_Your task_
All that is needed is every line of the listing below that has "this".

_The records_

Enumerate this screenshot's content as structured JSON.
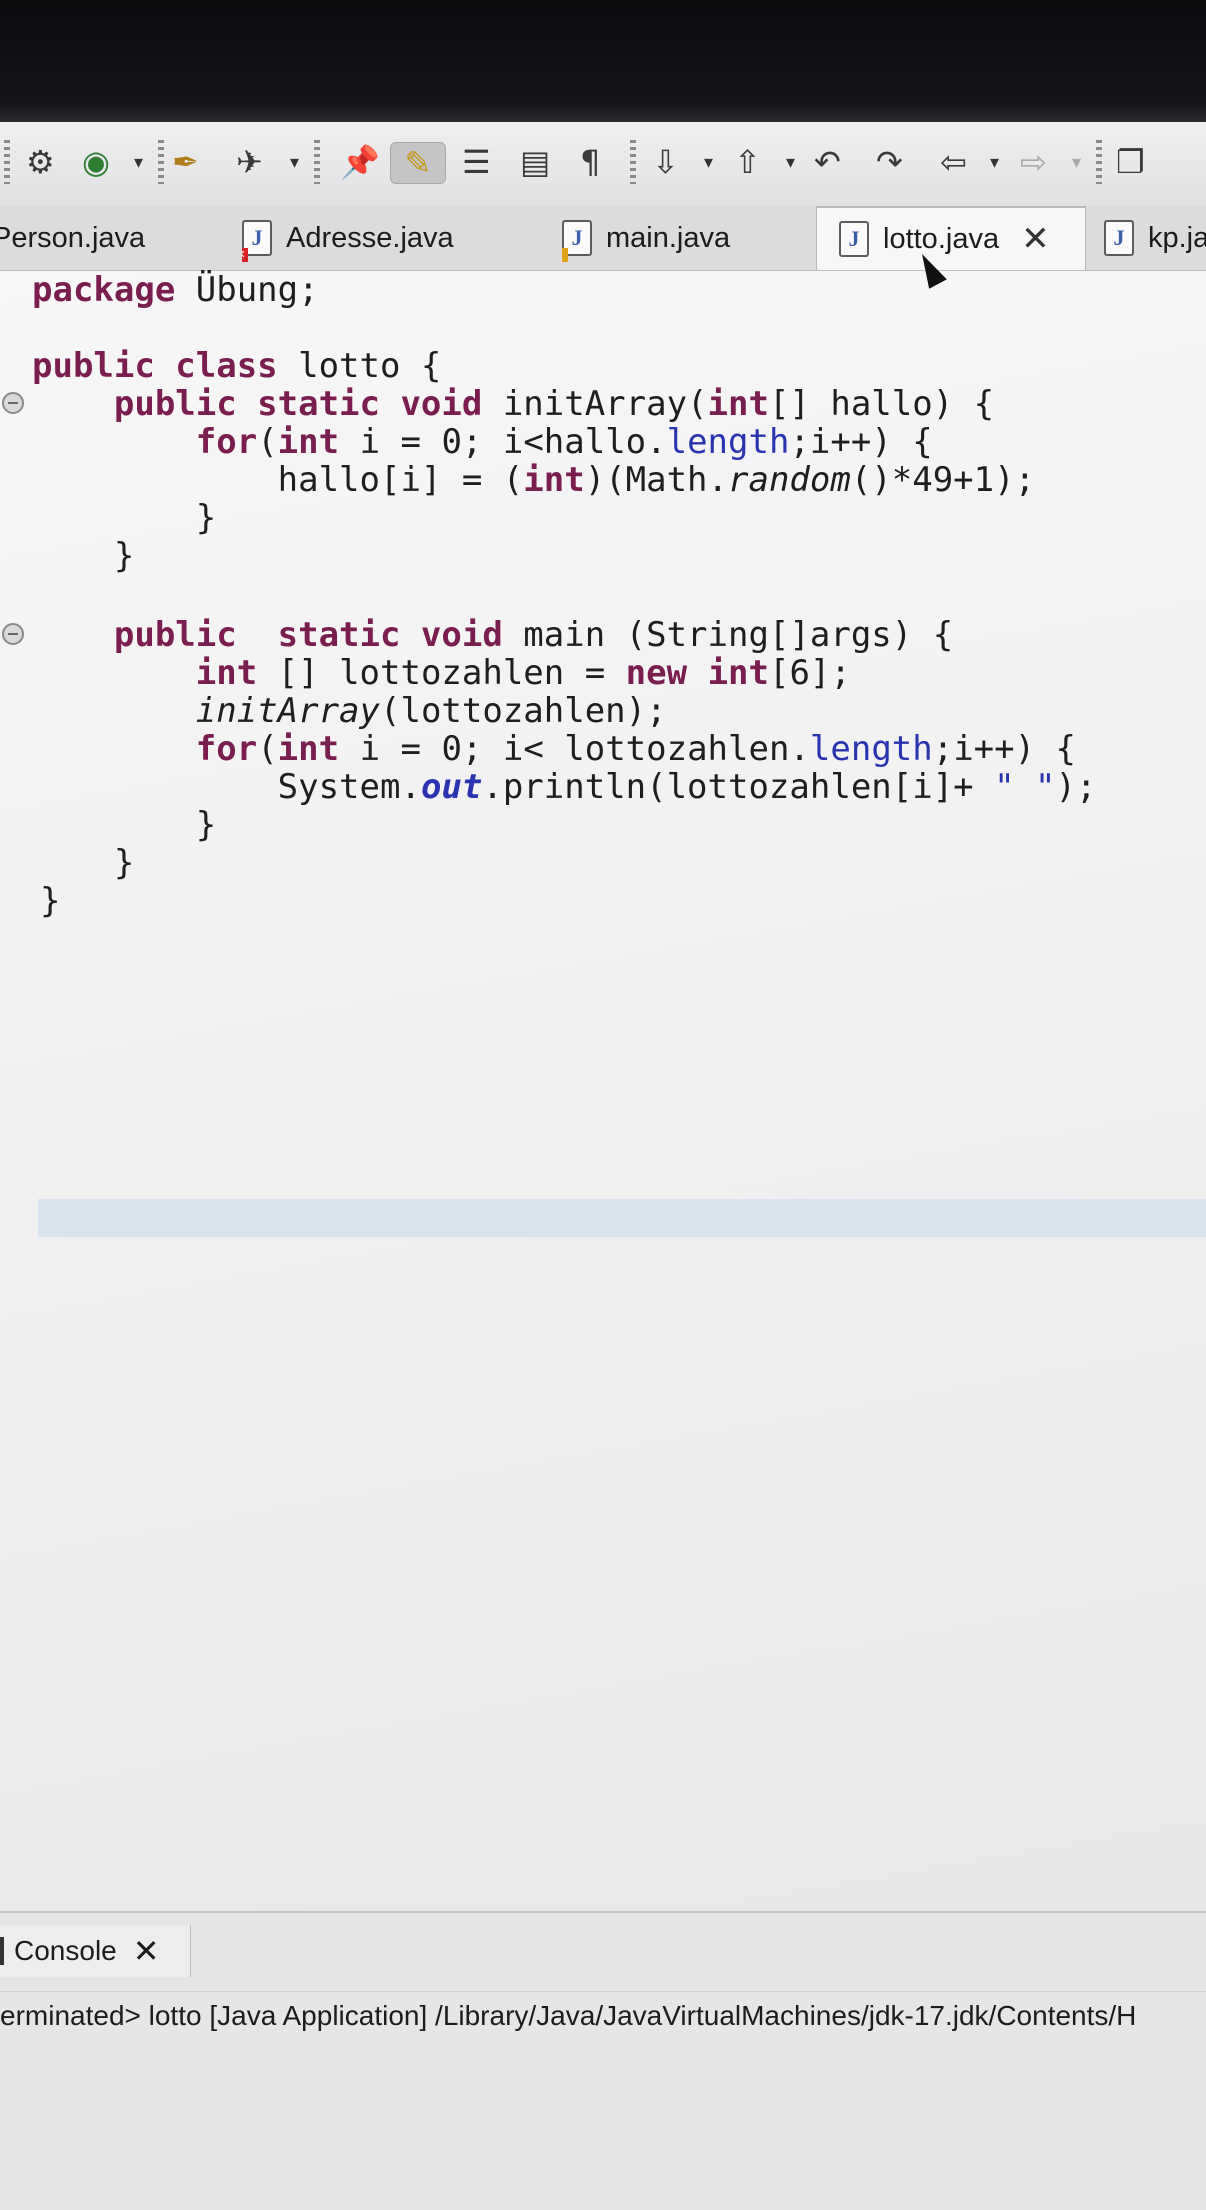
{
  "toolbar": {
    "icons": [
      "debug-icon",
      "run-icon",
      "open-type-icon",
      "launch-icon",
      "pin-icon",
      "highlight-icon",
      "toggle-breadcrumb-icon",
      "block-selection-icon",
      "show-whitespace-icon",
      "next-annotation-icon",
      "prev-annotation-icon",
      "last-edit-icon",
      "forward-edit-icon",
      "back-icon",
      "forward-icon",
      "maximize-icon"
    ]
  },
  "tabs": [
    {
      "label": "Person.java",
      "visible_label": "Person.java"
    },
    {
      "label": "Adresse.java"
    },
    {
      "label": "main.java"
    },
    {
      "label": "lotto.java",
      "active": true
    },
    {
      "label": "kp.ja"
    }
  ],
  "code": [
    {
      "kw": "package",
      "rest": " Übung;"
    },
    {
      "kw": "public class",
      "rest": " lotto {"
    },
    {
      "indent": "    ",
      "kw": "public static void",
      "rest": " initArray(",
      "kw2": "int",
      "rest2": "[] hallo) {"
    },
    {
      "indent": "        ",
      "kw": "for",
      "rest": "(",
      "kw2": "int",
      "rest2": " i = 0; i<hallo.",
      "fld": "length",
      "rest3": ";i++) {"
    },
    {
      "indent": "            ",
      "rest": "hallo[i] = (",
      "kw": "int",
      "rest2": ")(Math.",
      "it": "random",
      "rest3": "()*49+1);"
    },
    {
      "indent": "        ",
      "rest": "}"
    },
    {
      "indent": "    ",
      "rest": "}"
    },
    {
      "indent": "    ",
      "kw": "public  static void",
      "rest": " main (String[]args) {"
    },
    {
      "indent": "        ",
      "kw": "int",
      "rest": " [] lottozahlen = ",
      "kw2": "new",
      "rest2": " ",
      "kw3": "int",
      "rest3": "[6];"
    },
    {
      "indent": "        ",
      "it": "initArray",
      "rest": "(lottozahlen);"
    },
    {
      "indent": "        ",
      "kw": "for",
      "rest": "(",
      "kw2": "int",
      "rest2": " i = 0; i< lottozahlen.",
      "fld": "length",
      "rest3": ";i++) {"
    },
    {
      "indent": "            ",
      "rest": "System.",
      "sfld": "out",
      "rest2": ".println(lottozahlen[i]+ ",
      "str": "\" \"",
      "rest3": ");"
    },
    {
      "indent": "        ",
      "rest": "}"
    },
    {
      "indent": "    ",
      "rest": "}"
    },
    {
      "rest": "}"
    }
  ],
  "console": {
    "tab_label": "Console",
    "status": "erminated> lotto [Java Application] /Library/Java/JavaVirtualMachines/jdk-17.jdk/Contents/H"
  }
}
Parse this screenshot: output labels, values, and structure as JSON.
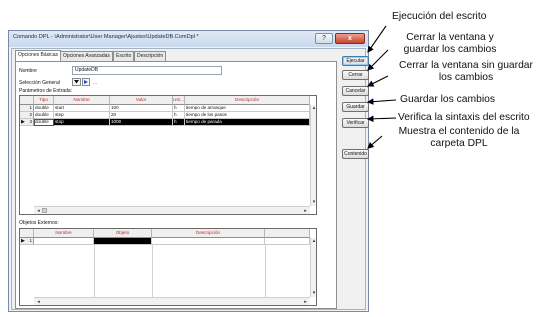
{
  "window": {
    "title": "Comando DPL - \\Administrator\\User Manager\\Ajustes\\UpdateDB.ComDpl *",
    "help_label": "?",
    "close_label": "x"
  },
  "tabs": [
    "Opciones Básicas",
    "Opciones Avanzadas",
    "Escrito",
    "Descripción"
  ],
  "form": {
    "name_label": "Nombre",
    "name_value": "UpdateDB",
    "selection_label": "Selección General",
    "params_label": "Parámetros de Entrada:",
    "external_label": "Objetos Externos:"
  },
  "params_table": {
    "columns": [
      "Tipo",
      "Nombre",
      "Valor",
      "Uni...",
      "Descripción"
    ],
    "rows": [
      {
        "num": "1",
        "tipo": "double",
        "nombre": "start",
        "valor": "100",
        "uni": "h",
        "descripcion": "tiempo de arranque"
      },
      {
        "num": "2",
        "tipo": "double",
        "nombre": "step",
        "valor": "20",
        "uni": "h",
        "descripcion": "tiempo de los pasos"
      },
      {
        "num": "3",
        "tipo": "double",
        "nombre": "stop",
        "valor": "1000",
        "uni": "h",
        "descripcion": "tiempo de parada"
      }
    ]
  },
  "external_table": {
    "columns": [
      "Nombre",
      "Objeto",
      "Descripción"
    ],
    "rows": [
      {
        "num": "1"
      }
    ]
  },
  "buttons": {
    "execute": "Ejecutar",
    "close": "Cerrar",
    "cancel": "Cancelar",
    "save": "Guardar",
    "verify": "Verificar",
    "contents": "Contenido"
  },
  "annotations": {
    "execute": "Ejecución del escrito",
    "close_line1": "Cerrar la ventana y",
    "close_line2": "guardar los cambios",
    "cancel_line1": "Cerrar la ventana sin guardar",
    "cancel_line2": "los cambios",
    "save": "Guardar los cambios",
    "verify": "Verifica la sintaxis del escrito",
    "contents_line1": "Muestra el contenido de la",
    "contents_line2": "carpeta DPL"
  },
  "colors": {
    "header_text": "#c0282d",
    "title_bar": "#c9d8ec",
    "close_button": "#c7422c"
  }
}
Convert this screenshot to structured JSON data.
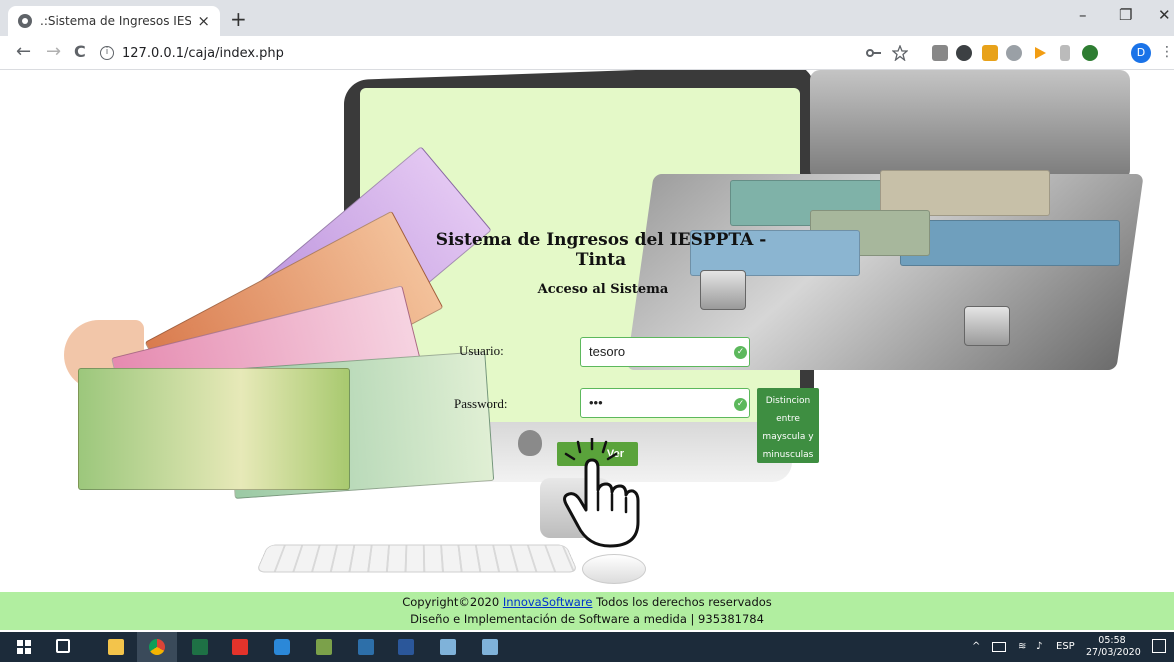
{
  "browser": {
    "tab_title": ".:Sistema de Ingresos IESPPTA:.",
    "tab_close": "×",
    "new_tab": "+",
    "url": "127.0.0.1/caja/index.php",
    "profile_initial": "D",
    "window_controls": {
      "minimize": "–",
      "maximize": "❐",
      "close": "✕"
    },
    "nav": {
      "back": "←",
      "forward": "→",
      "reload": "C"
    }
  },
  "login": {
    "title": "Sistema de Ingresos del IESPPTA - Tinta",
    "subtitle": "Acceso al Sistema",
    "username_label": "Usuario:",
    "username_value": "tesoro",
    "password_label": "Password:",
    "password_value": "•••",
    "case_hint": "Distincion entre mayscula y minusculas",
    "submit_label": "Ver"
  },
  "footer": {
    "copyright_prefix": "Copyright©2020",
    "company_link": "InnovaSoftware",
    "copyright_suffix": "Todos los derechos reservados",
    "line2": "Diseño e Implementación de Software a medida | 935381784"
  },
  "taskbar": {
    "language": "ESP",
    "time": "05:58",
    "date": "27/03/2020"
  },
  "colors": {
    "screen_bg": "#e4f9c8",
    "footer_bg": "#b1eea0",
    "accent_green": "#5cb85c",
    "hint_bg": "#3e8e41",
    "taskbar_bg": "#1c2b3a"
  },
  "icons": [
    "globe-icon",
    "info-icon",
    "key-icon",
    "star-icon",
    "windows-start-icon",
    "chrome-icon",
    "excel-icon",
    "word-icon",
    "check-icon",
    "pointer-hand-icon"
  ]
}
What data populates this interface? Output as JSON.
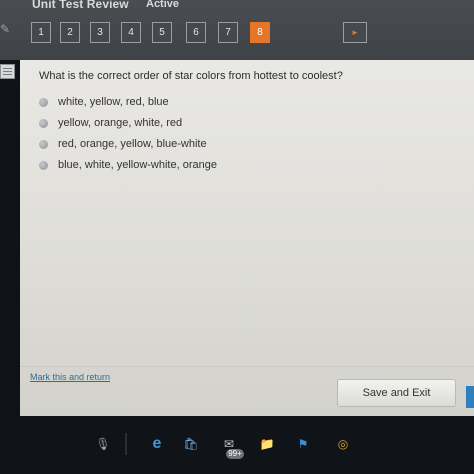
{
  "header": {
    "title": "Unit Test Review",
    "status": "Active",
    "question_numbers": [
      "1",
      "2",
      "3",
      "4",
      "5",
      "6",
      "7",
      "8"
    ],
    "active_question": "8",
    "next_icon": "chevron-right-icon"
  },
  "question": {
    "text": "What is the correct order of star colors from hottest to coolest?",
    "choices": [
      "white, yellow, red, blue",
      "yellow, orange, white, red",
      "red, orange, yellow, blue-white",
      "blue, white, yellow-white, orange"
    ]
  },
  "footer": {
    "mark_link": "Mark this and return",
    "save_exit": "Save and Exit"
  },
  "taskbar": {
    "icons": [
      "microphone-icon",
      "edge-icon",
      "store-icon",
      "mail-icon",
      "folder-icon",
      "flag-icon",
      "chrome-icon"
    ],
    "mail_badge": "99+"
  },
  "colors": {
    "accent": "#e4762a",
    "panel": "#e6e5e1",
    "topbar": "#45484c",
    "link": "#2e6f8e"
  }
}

_Answer to the problem_
Enumerate this screenshot's content as structured JSON.
Parse this screenshot: output labels, values, and structure as JSON.
Convert this screenshot to structured JSON data.
What data populates this interface? Output as JSON.
    "mark_link": "Mark this and return",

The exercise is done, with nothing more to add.